**Listed records**
----------

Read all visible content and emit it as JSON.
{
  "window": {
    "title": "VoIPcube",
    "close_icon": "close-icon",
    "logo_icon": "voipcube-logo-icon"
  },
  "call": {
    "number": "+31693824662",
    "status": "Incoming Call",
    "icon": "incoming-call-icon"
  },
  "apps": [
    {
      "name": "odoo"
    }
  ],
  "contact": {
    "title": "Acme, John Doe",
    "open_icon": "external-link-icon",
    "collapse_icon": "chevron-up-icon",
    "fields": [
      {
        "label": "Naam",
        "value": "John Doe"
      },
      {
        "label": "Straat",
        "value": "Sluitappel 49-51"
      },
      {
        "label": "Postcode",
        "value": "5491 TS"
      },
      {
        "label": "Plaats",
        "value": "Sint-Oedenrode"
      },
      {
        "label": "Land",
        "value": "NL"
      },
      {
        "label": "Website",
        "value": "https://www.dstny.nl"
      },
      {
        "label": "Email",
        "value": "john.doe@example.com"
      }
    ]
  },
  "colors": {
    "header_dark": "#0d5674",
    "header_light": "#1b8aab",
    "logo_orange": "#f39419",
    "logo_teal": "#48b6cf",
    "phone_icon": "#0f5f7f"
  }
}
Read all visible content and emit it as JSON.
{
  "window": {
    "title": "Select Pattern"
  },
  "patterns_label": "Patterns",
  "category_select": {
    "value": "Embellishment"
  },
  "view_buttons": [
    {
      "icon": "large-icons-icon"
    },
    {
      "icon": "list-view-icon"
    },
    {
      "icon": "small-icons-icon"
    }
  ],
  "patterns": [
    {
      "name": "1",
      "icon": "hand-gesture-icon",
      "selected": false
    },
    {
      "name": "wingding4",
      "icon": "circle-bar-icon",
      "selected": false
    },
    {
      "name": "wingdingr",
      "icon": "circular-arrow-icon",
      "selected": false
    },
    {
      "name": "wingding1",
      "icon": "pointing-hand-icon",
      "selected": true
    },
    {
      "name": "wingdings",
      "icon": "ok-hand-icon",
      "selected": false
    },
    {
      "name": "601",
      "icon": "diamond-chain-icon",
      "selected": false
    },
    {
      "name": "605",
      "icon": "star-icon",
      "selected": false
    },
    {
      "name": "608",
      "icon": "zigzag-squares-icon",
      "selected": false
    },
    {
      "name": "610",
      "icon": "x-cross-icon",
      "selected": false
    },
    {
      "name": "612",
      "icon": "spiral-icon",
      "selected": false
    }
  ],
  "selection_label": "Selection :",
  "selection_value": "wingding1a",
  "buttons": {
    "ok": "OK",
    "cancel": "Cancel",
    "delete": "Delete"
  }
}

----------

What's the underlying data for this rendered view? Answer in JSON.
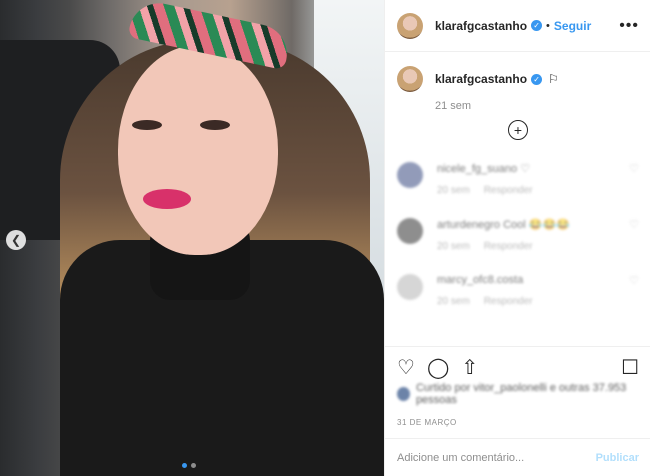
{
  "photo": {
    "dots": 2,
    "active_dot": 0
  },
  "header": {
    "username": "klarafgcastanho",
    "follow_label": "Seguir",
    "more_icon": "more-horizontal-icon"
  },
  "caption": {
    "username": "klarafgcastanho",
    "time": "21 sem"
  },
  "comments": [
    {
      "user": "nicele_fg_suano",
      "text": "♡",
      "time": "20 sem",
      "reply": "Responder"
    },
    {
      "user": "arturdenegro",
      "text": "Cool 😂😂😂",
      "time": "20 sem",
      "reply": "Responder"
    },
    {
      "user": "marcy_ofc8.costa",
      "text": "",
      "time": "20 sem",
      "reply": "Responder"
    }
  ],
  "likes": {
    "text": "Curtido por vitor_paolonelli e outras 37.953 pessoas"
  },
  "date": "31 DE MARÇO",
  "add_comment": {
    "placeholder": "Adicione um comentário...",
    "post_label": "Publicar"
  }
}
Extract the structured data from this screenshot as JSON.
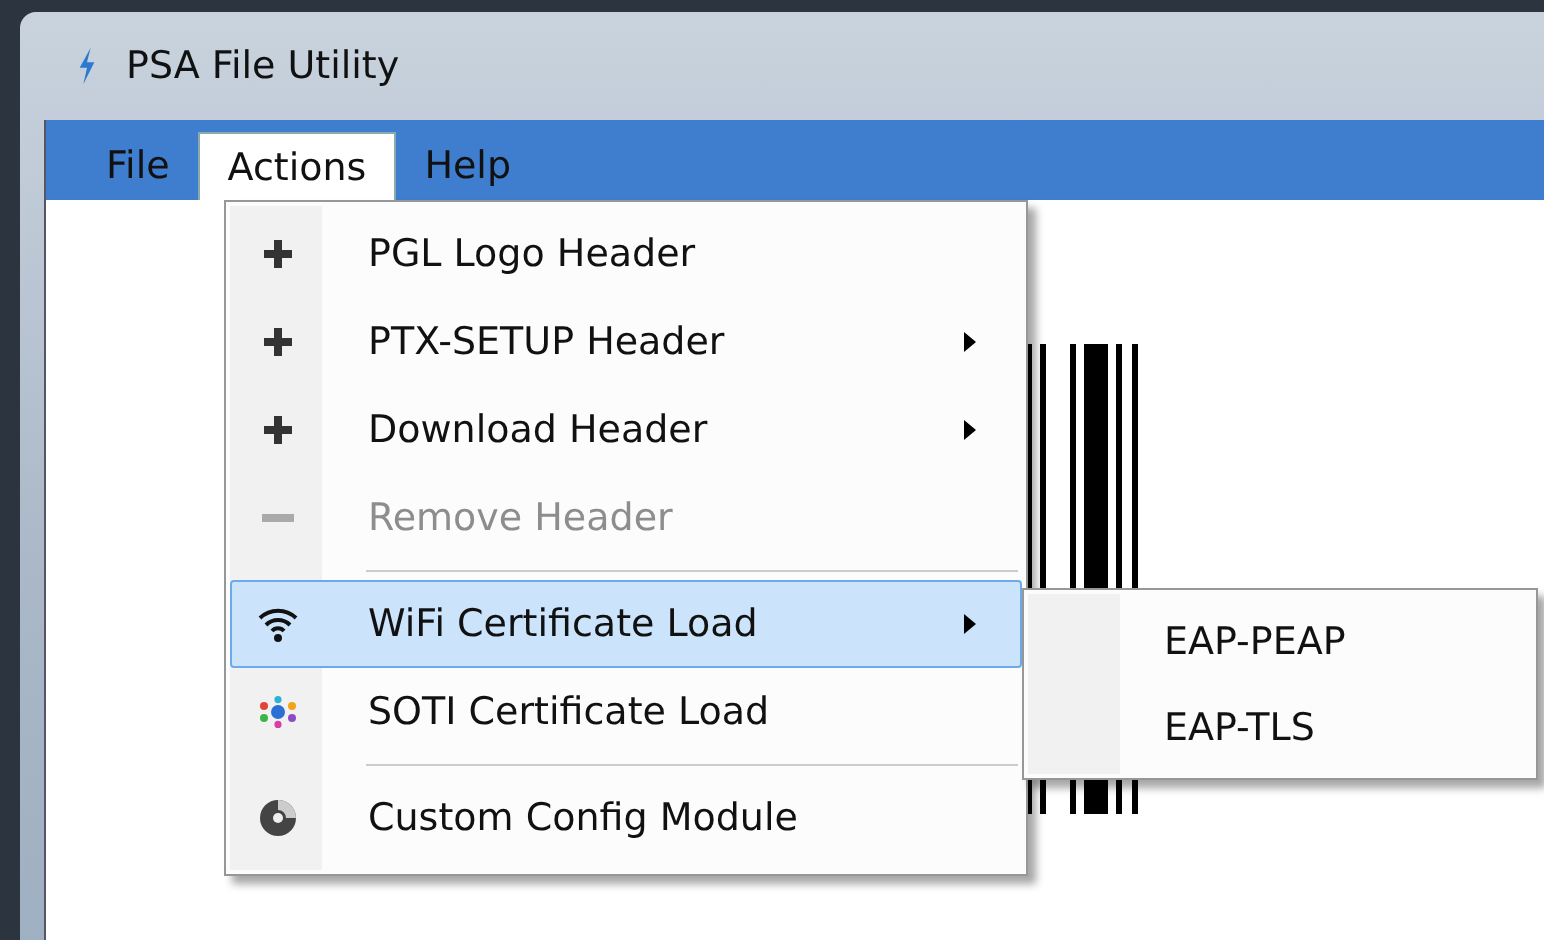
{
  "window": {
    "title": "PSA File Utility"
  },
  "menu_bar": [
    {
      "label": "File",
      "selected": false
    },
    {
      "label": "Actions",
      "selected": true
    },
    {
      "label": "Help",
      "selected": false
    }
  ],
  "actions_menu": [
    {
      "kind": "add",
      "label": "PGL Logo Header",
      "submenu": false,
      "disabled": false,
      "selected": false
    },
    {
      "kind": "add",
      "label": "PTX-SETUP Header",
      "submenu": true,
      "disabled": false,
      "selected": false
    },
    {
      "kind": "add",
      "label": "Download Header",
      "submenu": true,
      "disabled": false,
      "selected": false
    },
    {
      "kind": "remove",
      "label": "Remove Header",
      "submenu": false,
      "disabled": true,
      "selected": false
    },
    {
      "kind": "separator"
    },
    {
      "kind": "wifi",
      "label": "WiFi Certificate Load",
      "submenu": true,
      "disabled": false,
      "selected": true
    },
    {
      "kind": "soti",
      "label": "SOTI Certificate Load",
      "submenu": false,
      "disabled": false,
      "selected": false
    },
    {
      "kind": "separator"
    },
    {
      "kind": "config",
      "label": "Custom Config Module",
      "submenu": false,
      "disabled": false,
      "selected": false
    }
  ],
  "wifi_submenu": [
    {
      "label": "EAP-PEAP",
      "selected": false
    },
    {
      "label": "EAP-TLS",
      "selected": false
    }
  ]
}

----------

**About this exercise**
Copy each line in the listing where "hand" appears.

**Solution to this problem**
      "icon": "hand-gesture-icon",
      "icon": "pointing-hand-icon",
      "icon": "ok-hand-icon",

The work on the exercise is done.